Exercise directions.
Run through the records and, wherever a line holds the word "product", return that line.

[Interface dataset entries]
↓
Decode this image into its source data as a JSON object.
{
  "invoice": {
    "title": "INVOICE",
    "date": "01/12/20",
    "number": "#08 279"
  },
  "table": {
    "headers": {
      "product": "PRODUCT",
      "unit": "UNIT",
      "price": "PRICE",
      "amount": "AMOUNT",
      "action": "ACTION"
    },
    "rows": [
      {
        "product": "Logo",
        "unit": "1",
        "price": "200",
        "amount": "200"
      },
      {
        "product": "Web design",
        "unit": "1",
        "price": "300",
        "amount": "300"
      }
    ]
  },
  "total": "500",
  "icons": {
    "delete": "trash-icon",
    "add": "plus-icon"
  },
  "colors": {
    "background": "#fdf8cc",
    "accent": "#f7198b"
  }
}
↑
Exercise answer.
      "product": "PRODUCT",
        "product": "Logo",
        "product": "Web design",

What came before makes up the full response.